[Supplied data]

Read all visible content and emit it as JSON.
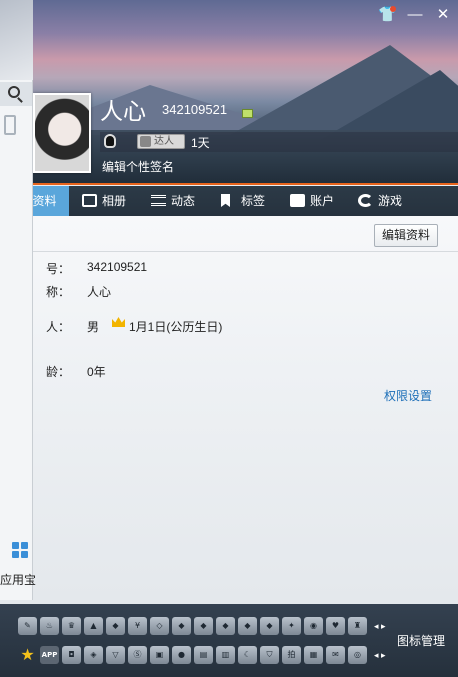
{
  "window": {
    "skin_icon": "shirt-icon",
    "minimize_label": "—",
    "close_label": "✕"
  },
  "profile": {
    "nickname": "人心",
    "qq_number": "342109521",
    "daren_label": "达人",
    "active_days": "1天",
    "signature_placeholder": "编辑个性签名"
  },
  "tabs": [
    {
      "label": "资料",
      "icon": "profile-icon",
      "active": true
    },
    {
      "label": "相册",
      "icon": "album-icon"
    },
    {
      "label": "动态",
      "icon": "feed-icon"
    },
    {
      "label": "标签",
      "icon": "tag-icon"
    },
    {
      "label": "账户",
      "icon": "wallet-icon"
    },
    {
      "label": "游戏",
      "icon": "game-icon"
    }
  ],
  "details": {
    "edit_button": "编辑资料",
    "fields": [
      {
        "label": "号：",
        "value": "342109521"
      },
      {
        "label": "称：",
        "value": "人心"
      },
      {
        "label": "人：",
        "value": "男",
        "extra": "1月1日(公历生日)"
      },
      {
        "label": "龄：",
        "value": "0年"
      }
    ],
    "permission_link": "权限设置"
  },
  "sidebar": {
    "apps_label": "应用宝"
  },
  "bottom_bar": {
    "row1_icons": [
      "quill",
      "flame",
      "crown",
      "pyramid",
      "diamond-red",
      "cash",
      "diamond-white",
      "diamond",
      "diamond",
      "diamond",
      "diamond",
      "diamond",
      "star-badge",
      "mask",
      "heart-badge",
      "trophy"
    ],
    "row2_icons": [
      "star",
      "APP",
      "camera",
      "shield",
      "cup",
      "swirl",
      "box",
      "eye",
      "printer",
      "album",
      "bell",
      "shield-check",
      "pai",
      "docs",
      "mail",
      "qq"
    ],
    "app_label": "APP",
    "star_glyph": "★",
    "pager": "◂ ▸",
    "manage_label": "图标管理"
  }
}
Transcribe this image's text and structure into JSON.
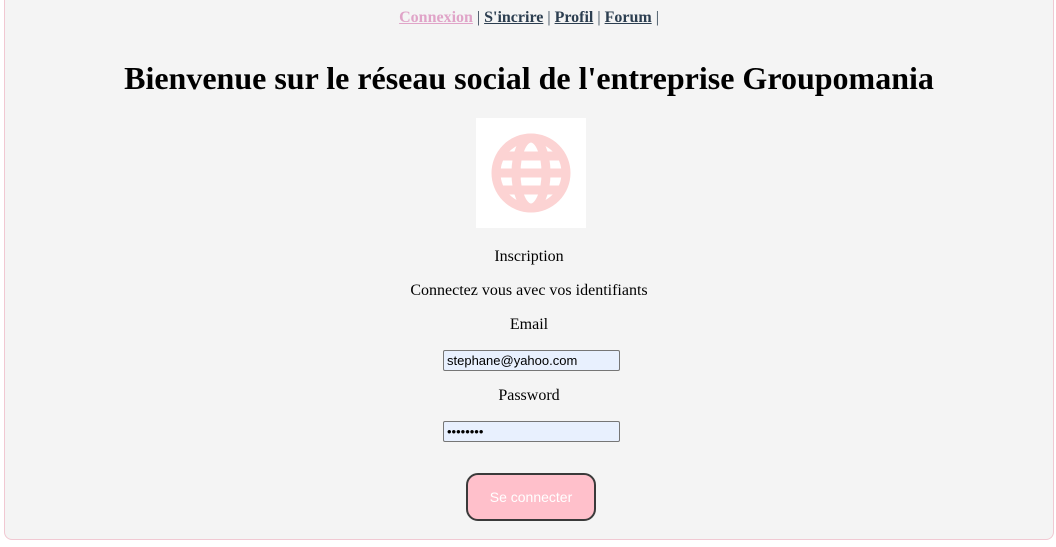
{
  "nav": {
    "items": [
      {
        "label": "Connexion",
        "active": true
      },
      {
        "label": "S'incrire",
        "active": false
      },
      {
        "label": "Profil",
        "active": false
      },
      {
        "label": "Forum",
        "active": false
      }
    ],
    "separator": "|"
  },
  "page": {
    "title": "Bienvenue sur le réseau social de l'entreprise Groupomania"
  },
  "logo": {
    "icon": "globe-icon",
    "color": "#fcd3d3"
  },
  "form": {
    "heading": "Inscription",
    "subtitle": "Connectez vous avec vos identifiants",
    "email_label": "Email",
    "email_value": "stephane@yahoo.com",
    "password_label": "Password",
    "password_value": "password",
    "submit_label": "Se connecter"
  },
  "colors": {
    "accent_pink": "#ffc0cb",
    "active_link": "#e0a4c8",
    "background": "#f4f4f4"
  }
}
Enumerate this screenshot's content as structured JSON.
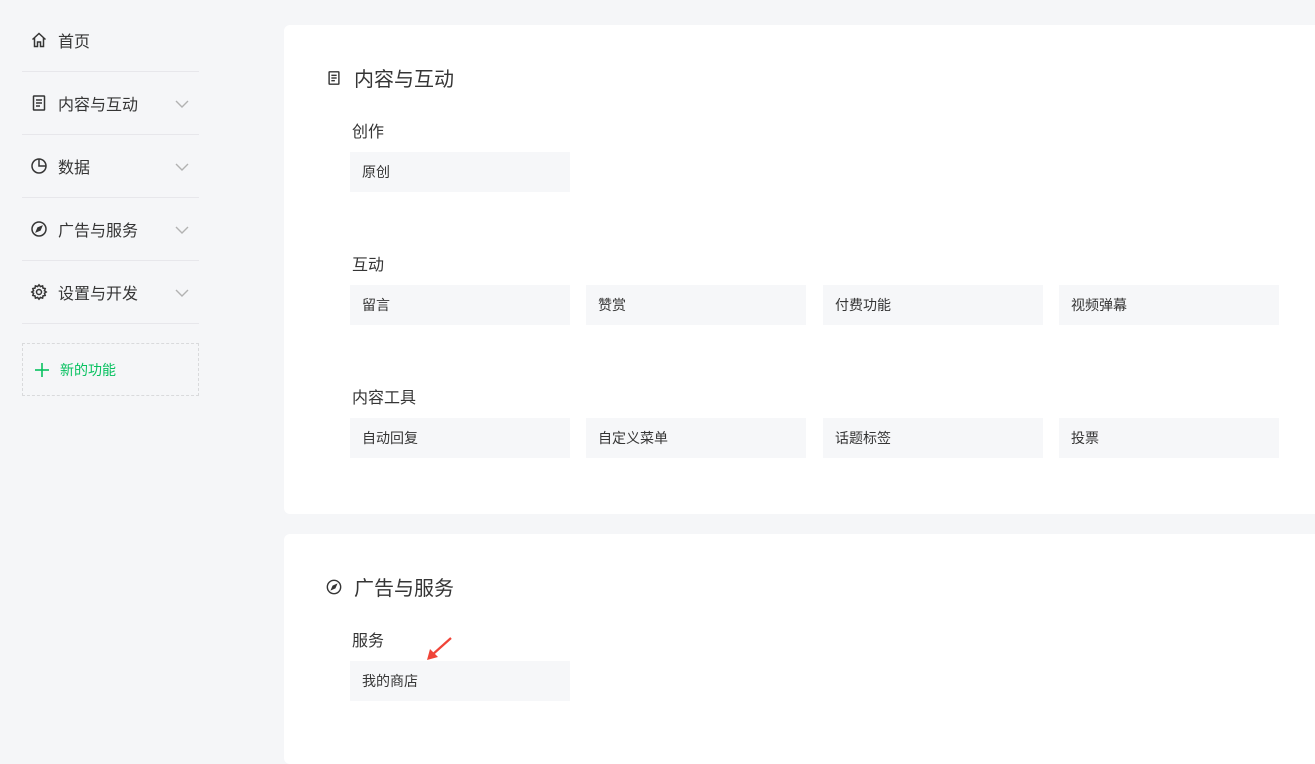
{
  "sidebar": {
    "items": [
      {
        "label": "首页",
        "icon": "home-icon",
        "expandable": false
      },
      {
        "label": "内容与互动",
        "icon": "document-icon",
        "expandable": true
      },
      {
        "label": "数据",
        "icon": "pie-chart-icon",
        "expandable": true
      },
      {
        "label": "广告与服务",
        "icon": "compass-icon",
        "expandable": true
      },
      {
        "label": "设置与开发",
        "icon": "gear-icon",
        "expandable": true
      }
    ],
    "new_feature_label": "新的功能"
  },
  "content_card": {
    "title": "内容与互动",
    "sections": [
      {
        "label": "创作",
        "items": [
          "原创"
        ]
      },
      {
        "label": "互动",
        "items": [
          "留言",
          "赞赏",
          "付费功能",
          "视频弹幕"
        ]
      },
      {
        "label": "内容工具",
        "items": [
          "自动回复",
          "自定义菜单",
          "话题标签",
          "投票"
        ]
      }
    ]
  },
  "ads_card": {
    "title": "广告与服务",
    "sections": [
      {
        "label": "服务",
        "items": [
          "我的商店"
        ]
      }
    ]
  },
  "colors": {
    "accent_green": "#07c160",
    "annotation_arrow": "#f04438",
    "tile_bg": "#f6f7f9",
    "page_bg": "#f5f6f8"
  }
}
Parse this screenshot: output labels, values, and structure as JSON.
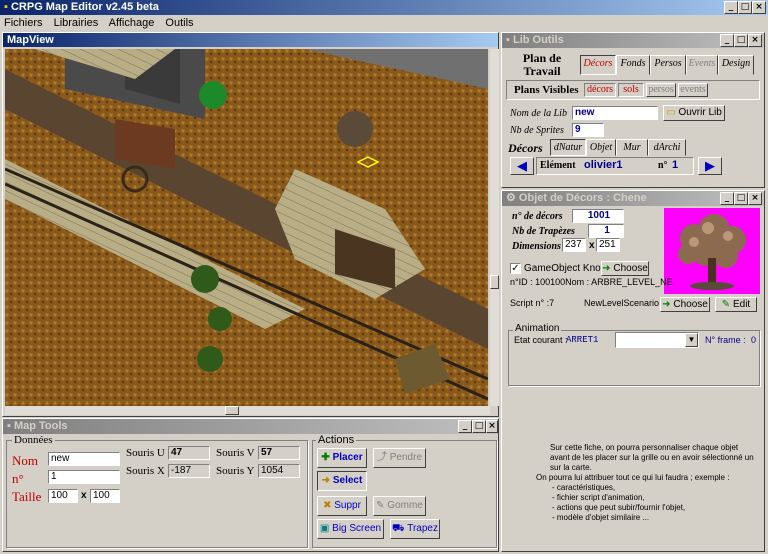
{
  "app": {
    "title": "CRPG Map Editor  v2.45 beta",
    "menu": [
      "Fichiers",
      "Librairies",
      "Affichage",
      "Outils"
    ]
  },
  "mapview": {
    "title": "MapView"
  },
  "lib": {
    "title": "Lib Outils",
    "plan": "Plan de Travail",
    "tabs": [
      "Décors",
      "Fonds",
      "Persos",
      "Events",
      "Design"
    ],
    "plans_label": "Plans Visibles",
    "plans": [
      "décors",
      "sols",
      "persos",
      "events"
    ],
    "nom_label": "Nom de la Lib",
    "nom_value": "new",
    "ouvrir": "Ouvrir Lib",
    "nb_label": "Nb de Sprites",
    "nb_value": "9",
    "decors_label": "Décors",
    "decor_tabs": [
      "dNatur",
      "Objet",
      "Mur",
      "dArchi"
    ],
    "element_label": "Elément",
    "element_value": "olivier1",
    "n_label": "n°",
    "n_value": "1"
  },
  "obj": {
    "title": "Objet de Décors : Chene",
    "ndecors_label": "n° de décors",
    "ndecors_value": "1001",
    "nbtrap_label": "Nb de Trapèzes",
    "nbtrap_value": "1",
    "dim_label": "Dimensions",
    "dim_w": "237",
    "dim_x": "x",
    "dim_h": "251",
    "go_label": "GameObject Known",
    "choose": "Choose",
    "nid": "n°ID : 100100Nom : ARBRE_LEVEL_NE",
    "script_label": "Script n° :7",
    "script_value": "NewLevelScenario",
    "edit": "Edit",
    "anim_label": "Animation",
    "etat_label": "Etat courant :",
    "etat_value": "ARRET1",
    "nframe_label": "N° frame :",
    "nframe_value": "0",
    "help": [
      "Sur cette fiche, on pourra personnaliser chaque objet avant de les placer sur la grille ou en avoir sélectionné un sur la carte.",
      "On pourra lui attribuer tout ce qui lui faudra ; exemple :",
      "- caractéristiques,",
      "- fichier script d'animation,",
      "- actions que peut subir/fournir l'objet,",
      "- modèle d'objet similaire ..."
    ]
  },
  "tools": {
    "title": "Map Tools",
    "donnees": "Données",
    "nom_label": "Nom",
    "nom_value": "new",
    "n_label": "n°",
    "n_value": "1",
    "taille_label": "Taille",
    "taille_w": "100",
    "taille_x": "x",
    "taille_h": "100",
    "su_label": "Souris U",
    "su_value": "47",
    "sv_label": "Souris V",
    "sv_value": "57",
    "sx_label": "Souris X",
    "sx_value": "-187",
    "sy_label": "Souris Y",
    "sy_value": "1054",
    "actions": "Actions",
    "placer": "Placer",
    "pendre": "Pendre",
    "select": "Select",
    "suppr": "Suppr",
    "gomme": "Gomme",
    "bigscreen": "Big Screen",
    "trapez": "Trapez"
  },
  "colors": {
    "title_active": "#0a246a",
    "title_fade": "#a6caf0",
    "label_red": "#c00000",
    "sprite_bg": "#ff00ff"
  }
}
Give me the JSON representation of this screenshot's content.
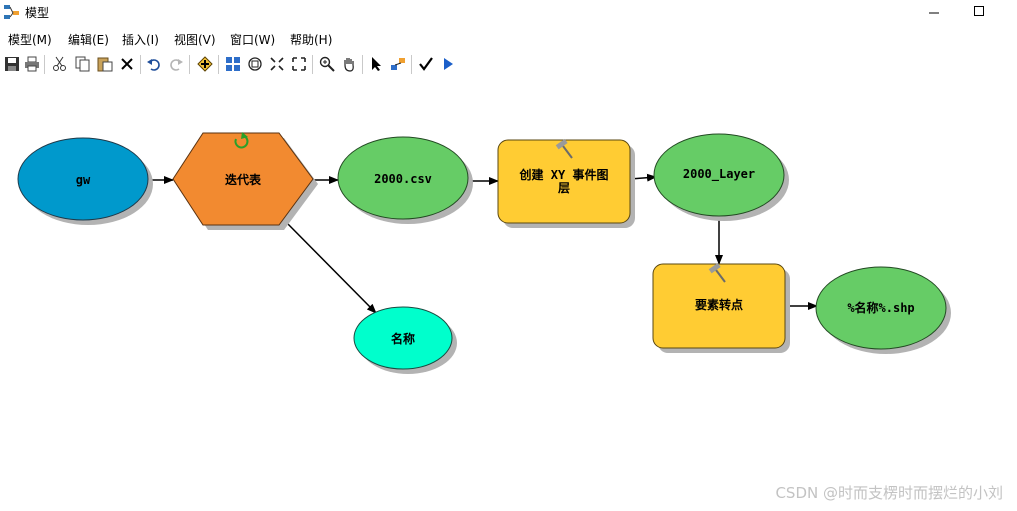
{
  "window": {
    "title": "模型"
  },
  "menu": [
    "模型(M)",
    "编辑(E)",
    "插入(I)",
    "视图(V)",
    "窗口(W)",
    "帮助(H)"
  ],
  "toolbar": [
    {
      "name": "save-icon"
    },
    {
      "name": "print-icon"
    },
    {
      "name": "cut-icon"
    },
    {
      "name": "copy-icon"
    },
    {
      "name": "paste-icon"
    },
    {
      "name": "delete-icon"
    },
    {
      "name": "undo-icon"
    },
    {
      "name": "redo-icon"
    },
    {
      "name": "add-data-icon"
    },
    {
      "name": "auto-layout-icon"
    },
    {
      "name": "full-extent-icon"
    },
    {
      "name": "fixed-zoom-in-icon"
    },
    {
      "name": "fixed-zoom-out-icon"
    },
    {
      "name": "zoom-icon"
    },
    {
      "name": "pan-icon"
    },
    {
      "name": "select-icon"
    },
    {
      "name": "connect-icon"
    },
    {
      "name": "validate-icon"
    },
    {
      "name": "run-icon"
    }
  ],
  "model": {
    "nodes": {
      "gw": {
        "label": "gw",
        "color": "#0099CC"
      },
      "iterator": {
        "label": "迭代表",
        "color": "#F28A30"
      },
      "csv": {
        "label": "2000.csv",
        "color": "#66CC66"
      },
      "xy_tool": {
        "label1": "创建 XY 事件图",
        "label2": "层",
        "color": "#FFCC33"
      },
      "layer": {
        "label": "2000_Layer",
        "color": "#66CC66"
      },
      "name": {
        "label": "名称",
        "color": "#00FFCC"
      },
      "feature_tool": {
        "label": "要素转点",
        "color": "#FFCC33"
      },
      "output": {
        "label": "%名称%.shp",
        "color": "#66CC66"
      }
    }
  },
  "watermark": "CSDN @时而支楞时而摆烂的小刘"
}
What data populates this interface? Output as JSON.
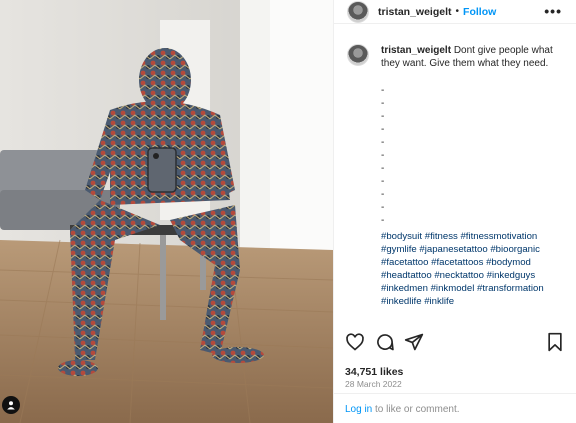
{
  "header": {
    "username": "tristan_weigelt",
    "separator": "•",
    "follow_label": "Follow",
    "more_icon": "more-horizontal-icon"
  },
  "caption": {
    "username": "tristan_weigelt",
    "text": "Dont give people what they want. Give them what they need.",
    "dashes": [
      "-",
      "-",
      "-",
      "-",
      "-",
      "-",
      "-",
      "-",
      "-",
      "-",
      "-"
    ],
    "hashtags": "#bodysuit #fitness #fitnessmotivation #gymlife #japanesetattoo #bioorganic #facetattoo #facetattoos #bodymod #headtattoo #necktattoo #inkedguys #inkedmen #inkmodel #transformation #inkedlife #inklife"
  },
  "actions": {
    "icons": [
      "heart-icon",
      "comment-icon",
      "share-icon",
      "bookmark-icon"
    ]
  },
  "likes": "34,751 likes",
  "date": "28 March 2022",
  "login": {
    "link": "Log in",
    "rest": " to like or comment."
  },
  "colors": {
    "link_blue": "#0095f6",
    "hashtag": "#00376b",
    "muted": "#8e8e8e"
  }
}
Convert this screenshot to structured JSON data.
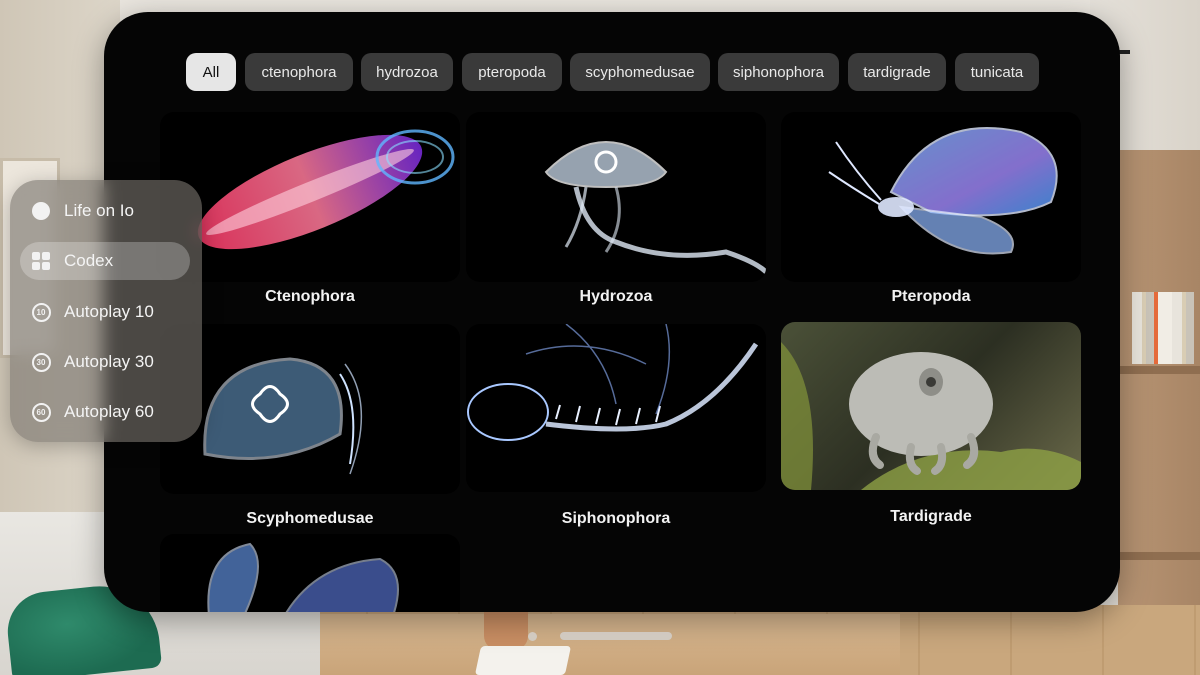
{
  "filters": [
    "All",
    "ctenophora",
    "hydrozoa",
    "pteropoda",
    "scyphomedusae",
    "siphonophora",
    "tardigrade",
    "tunicata"
  ],
  "active_filter": "All",
  "cards": [
    {
      "label": "Ctenophora"
    },
    {
      "label": "Hydrozoa"
    },
    {
      "label": "Pteropoda"
    },
    {
      "label": "Scyphomedusae"
    },
    {
      "label": "Siphonophora"
    },
    {
      "label": "Tardigrade"
    },
    {
      "label": ""
    }
  ],
  "sidebar": {
    "items": [
      {
        "label": "Life on Io",
        "icon": "circle-icon"
      },
      {
        "label": "Codex",
        "icon": "grid-icon",
        "active": true
      },
      {
        "label": "Autoplay 10",
        "icon": "timer-10-icon",
        "badge": "10"
      },
      {
        "label": "Autoplay 30",
        "icon": "timer-30-icon",
        "badge": "30"
      },
      {
        "label": "Autoplay 60",
        "icon": "timer-60-icon",
        "badge": "60"
      }
    ]
  }
}
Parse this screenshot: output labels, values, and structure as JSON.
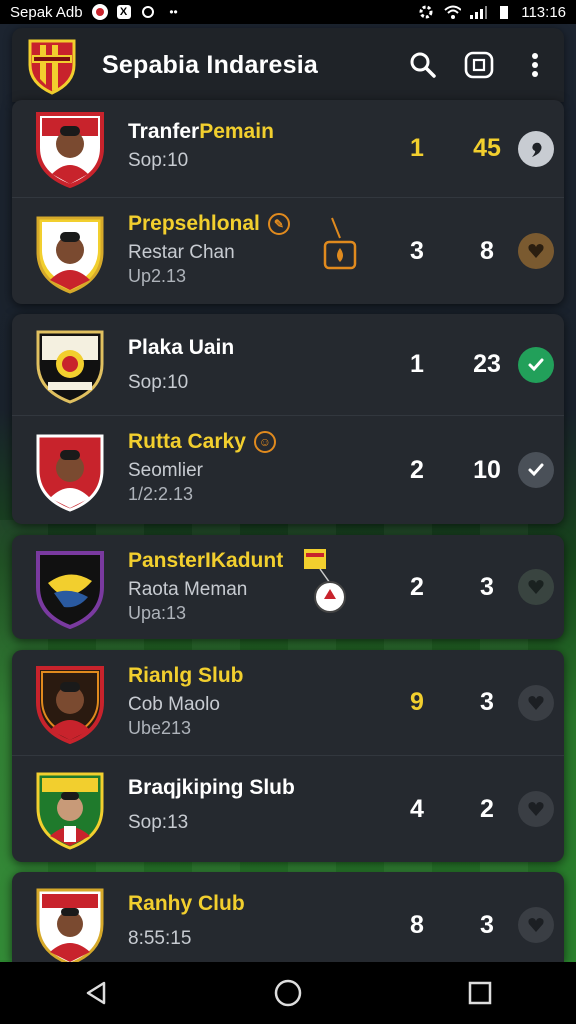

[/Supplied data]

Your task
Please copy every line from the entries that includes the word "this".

Task solution
Transcribe this image's text and structure into JSON.
Enumerate this screenshot's content as structured JSON.
Parse this screenshot: output labels, values, and structure as JSON.
Give me the JSON representation of this screenshot's content.
What data populates this interface? Output as JSON.
Convert this screenshot to structured JSON data.
Parse this screenshot: output labels, values, and structure as JSON.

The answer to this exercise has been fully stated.